Ancient foot massage technique may help relieve cancer symptoms
Washington: Reflexology – a type of specialized foot massage practiced since the age of pharaohs – can help cancer patients manage their symptoms and perform daily tasks, a new study led by a Michigan State University researcher has suggested.
The study is the first large-scale, randomized study of reflexology as a complement to standard cancer treatment, according to lead author Gwen Wyatt, a professor in the College of Nursing.
“It’s always been assumed that it’s a nice comfort measure, but to this point we really have not, in a rigorous way, documented the benefits. This is the first step toward moving a complementary therapy from fringe care to mainstream care,” Wyatt said.
Reflexology, which is widely practiced in many parts of the world, is based on the idea that stimulating specific points on the feet can improve the functioning of corresponding organs, glands and other parts of the body.
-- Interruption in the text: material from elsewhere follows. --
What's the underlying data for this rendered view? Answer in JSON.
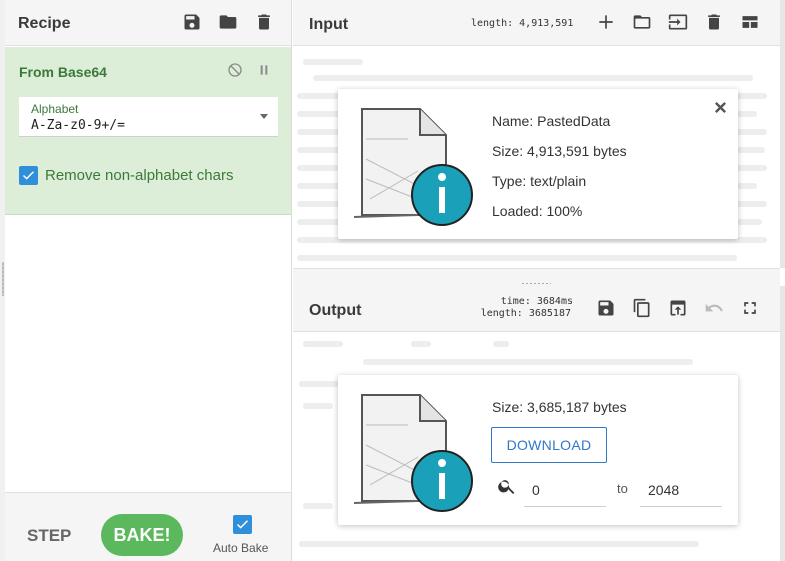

“Reflexology comes out of the Chinese tradition and out of Egypt. In fact, it’s shown in hieroglyphics. It’s been around for a very long time,” Wyatt said.
The study involved 385 women undergoing chemotherapy or hormonal therapy for advanced-stage breast cancer that had spread beyond the breast. The women were assigned randomly to three groups: Some received treatment by a certified reflexologist, others got a foot massage meant to act like a placebo, and the rest had only standard medical treatment and no foot manipulation.
Wyatt and colleagues surveyed participants about their symptoms at intake and then checked in with them after five weeks and 11 weeks.
They found that those in the reflexology group experienced significantly less shortness of breath, a common symptom in breast cancer patients. Perhaps as a result of their improved breathing, they also were better able to perform daily tasks such as climbing a flight of stairs, getting dressed or going grocery shopping.
Wyatt said she was surprised to find that reflexology’s effects appeared to be primarily physical, not psychological.
“We didn’t get the change we might have expected with the emotional symptoms like anxiety and depression. The most significant changes were documented with the physical symptoms,” she said.
Also unexpected was the reduced fatigue reported by those who received the “placebo” foot massage, particularly since the reflexology group did not show similarly significant improvement.
Wyatt is now researching whether massage similar to reflexology performed by cancer patients’ friends and family, as opposed to certified reflexologists, might be a simple and inexpensive treatment option.
The study was published in the latest issue of Oncology Nursing Forum.